Colder tells the tale of Declan, a ward of a psychiatric care facility that has given up on little things like ethics and drug dose control. A single incident kicks off a fire and a riot amongst the now extremely disturbed patients and heralds the arrival of one of the best pure villains I’ve ever come across: Nimble Jack.
Nimble Jack looks a lot like a human being, but he is anything but. It isn’t clear exactly what he is until the end of Colder (and even then there’s some doubt) but what is clear is that he is very hungry and that his favourite food is broken human minds. It’s not a simple matter of just gorging on the crazy though, and Jack makes a point of cursing Declan with a steadily dropping body temperature something to drive him towards a special kind of madness that Jack finds delicious.
The story then cuts to the present day where a woman named Reece has taken over Declan’s care. He hasn’t moved or spoken since Nimble Jack’s visit, he just keeps getting Colder. Everything changes however when Jack runs across Declan and Reece and they are drawn into a nightmare where the boundary between insanity and reality no longer exists.
Colder is a superb story that delves deeply into Lovecraftian horror without ever losing its sense of fun. I loved the idea that some of the insane are actually people who have unwilling insights into another plane of reality. There is a lot going on and a second read through revealed a lot more in the way of nice little details hidden away in Juan Ferreyra’s art.

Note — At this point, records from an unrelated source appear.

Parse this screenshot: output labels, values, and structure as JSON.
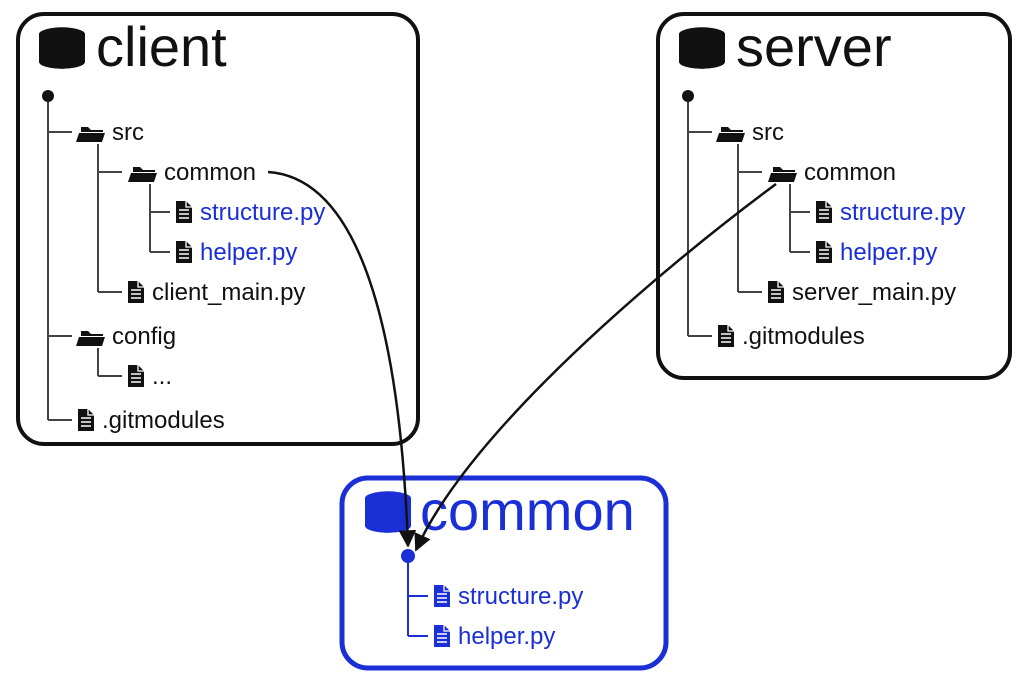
{
  "repos": {
    "client": {
      "title": "client",
      "color": "#111",
      "tree": {
        "src": {
          "label": "src",
          "type": "folder"
        },
        "common": {
          "label": "common",
          "type": "folder"
        },
        "structure": {
          "label": "structure.py",
          "type": "file",
          "shared": true
        },
        "helper": {
          "label": "helper.py",
          "type": "file",
          "shared": true
        },
        "client_main": {
          "label": "client_main.py",
          "type": "file"
        },
        "config": {
          "label": "config",
          "type": "folder"
        },
        "config_ellipsis": {
          "label": "...",
          "type": "file"
        },
        "gitmodules": {
          "label": ".gitmodules",
          "type": "file"
        }
      }
    },
    "server": {
      "title": "server",
      "color": "#111",
      "tree": {
        "src": {
          "label": "src",
          "type": "folder"
        },
        "common": {
          "label": "common",
          "type": "folder"
        },
        "structure": {
          "label": "structure.py",
          "type": "file",
          "shared": true
        },
        "helper": {
          "label": "helper.py",
          "type": "file",
          "shared": true
        },
        "server_main": {
          "label": "server_main.py",
          "type": "file"
        },
        "gitmodules": {
          "label": ".gitmodules",
          "type": "file"
        }
      }
    },
    "common": {
      "title": "common",
      "color": "#1a2fd6",
      "tree": {
        "structure": {
          "label": "structure.py",
          "type": "file",
          "shared": true
        },
        "helper": {
          "label": "helper.py",
          "type": "file",
          "shared": true
        }
      }
    }
  },
  "colors": {
    "shared": "#1a2fd6",
    "default": "#111",
    "line": "#444"
  }
}
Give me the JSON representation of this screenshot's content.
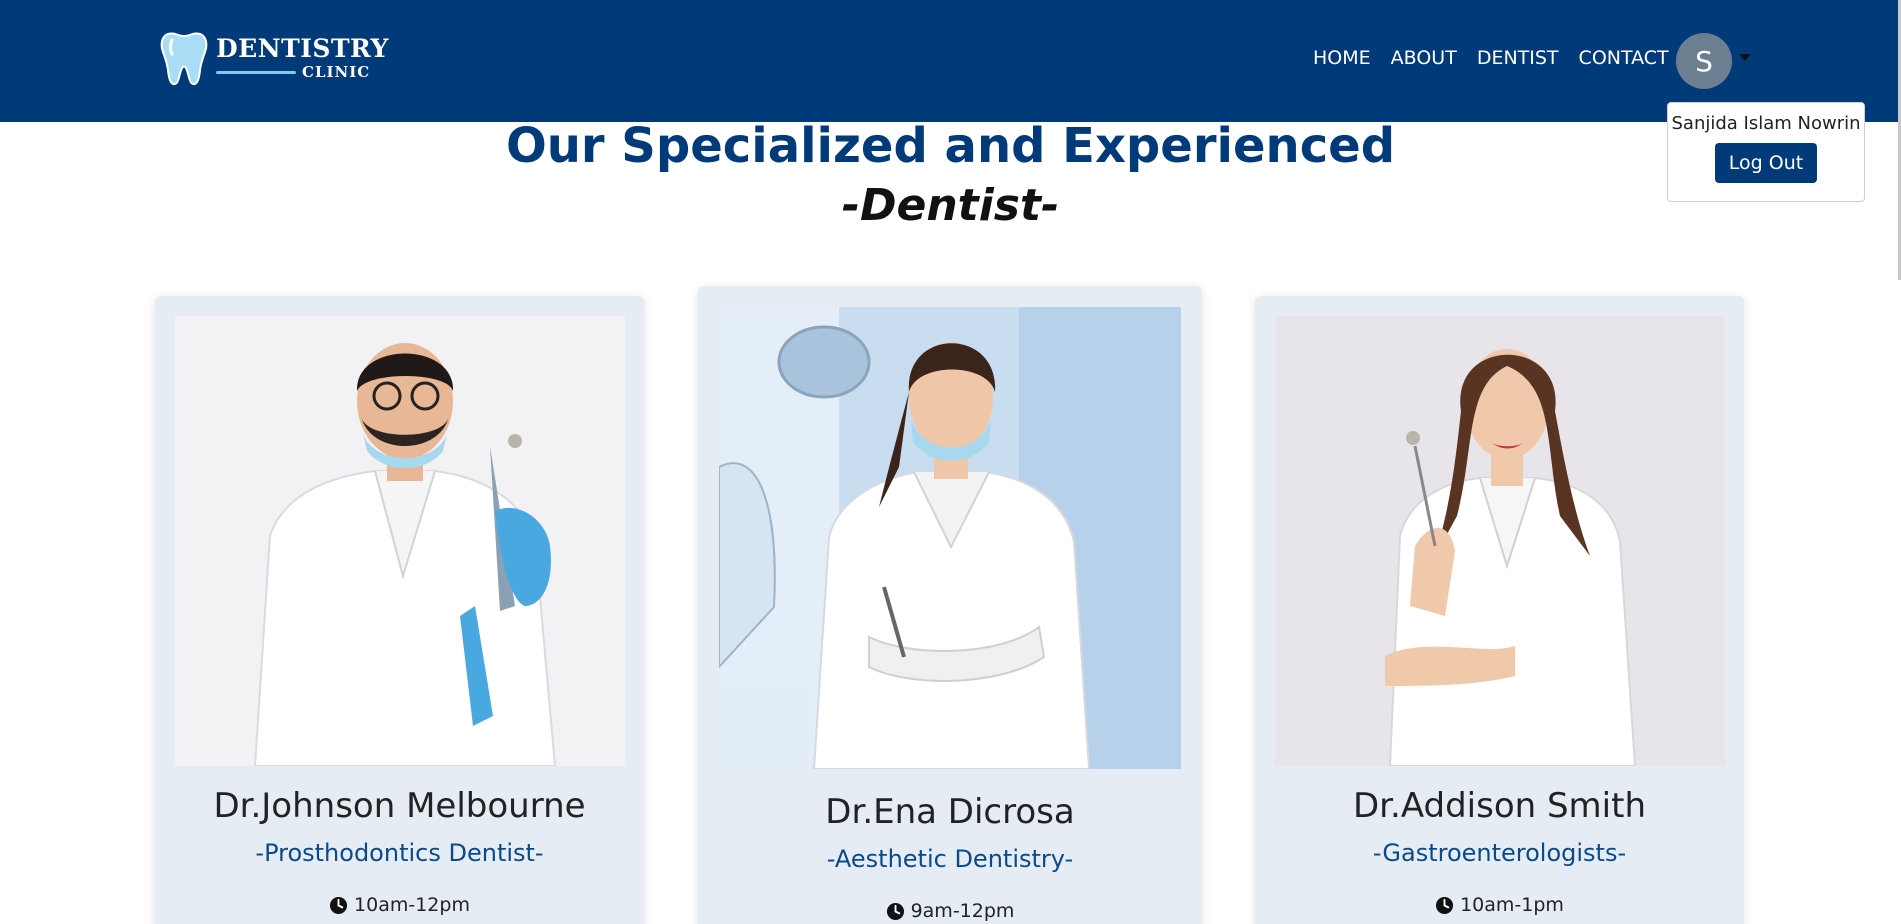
{
  "brand": {
    "name": "DENTISTRY",
    "sub": "CLINIC"
  },
  "nav": {
    "links": [
      "HOME",
      "ABOUT",
      "DENTIST",
      "CONTACT"
    ],
    "avatar_initial": "S",
    "dropdown_user": "Sanjida Islam Nowrin",
    "logout_label": "Log Out"
  },
  "section": {
    "title": "Our Specialized and Experienced",
    "subtitle": "-Dentist-"
  },
  "dentists": [
    {
      "name": "Dr.Johnson Melbourne",
      "specialty": "-Prosthodontics Dentist-",
      "hours": "10am-12pm"
    },
    {
      "name": "Dr.Ena Dicrosa",
      "specialty": "-Aesthetic Dentistry-",
      "hours": "9am-12pm"
    },
    {
      "name": "Dr.Addison Smith",
      "specialty": "-Gastroenterologists-",
      "hours": "10am-1pm"
    }
  ],
  "colors": {
    "primary": "#003a78",
    "card_bg": "#e6ecf3",
    "accent": "#7fc9f0"
  },
  "icons": {
    "clock": "clock-icon",
    "tooth": "tooth-logo-icon",
    "caret": "caret-down-icon"
  }
}
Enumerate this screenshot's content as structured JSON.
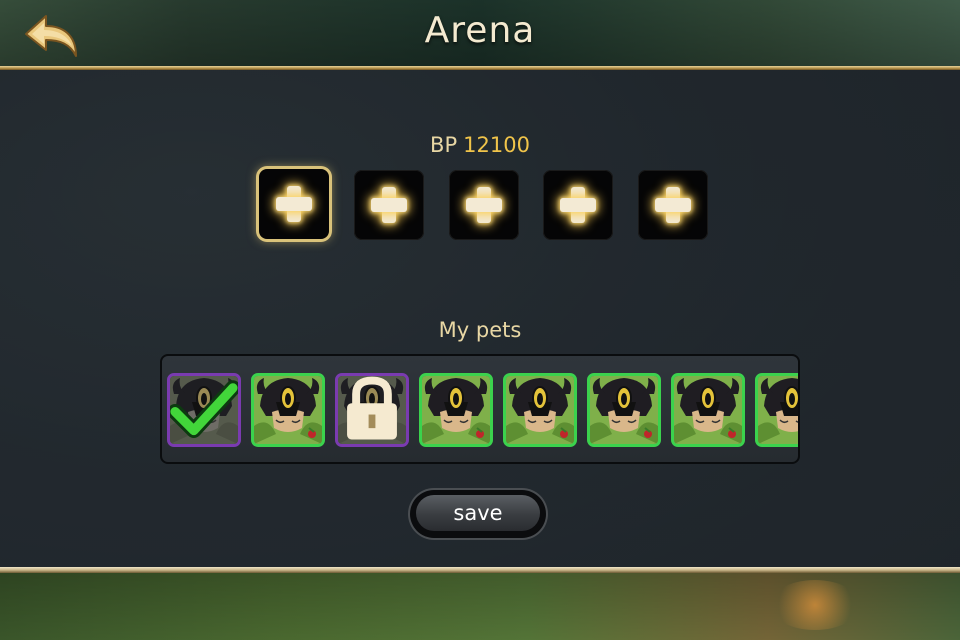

The art style fits the narrative especially well once we start to see the things that the insane are bearing witness to. The sense of atmosphere the art gives the story made for a compelling, if disturbing, read.
If the story has one flaw it’s that Nimble Jack is such a compelling villain that the protagonists seem a little flat by comparison. I would have liked to have seen more of Reece as despite her occupation and intelligence she isn’t left with a lot to do except be rescued by Declan.
All in all Colder is one of the best things I’ve read all year and I’m keen to see the next installment. The cosmology of the world it’s set in has been hinted at but not over expanded on and it will interesting to see how that play into the wider story. I highly recommend Colder, with the one caveat that the violence is extreme and might be off putting for some. That said if you’re in the mood for a well written, well drawn horror comic then I recommend this without hesitation.
Andrew Jack lives with his wife in Christchurch New Zealand and has been misusing the written word for most of his life. He even got his first rejection letter from Random House at the age of four, who kindly suggested he learn to read and write before resubmitting. A life long martial arts enthusiast, Andrew spends his time getting beaten up by his friends, writing like he’ll starve if he doesn’t and trying to stop his cats from destroying his house.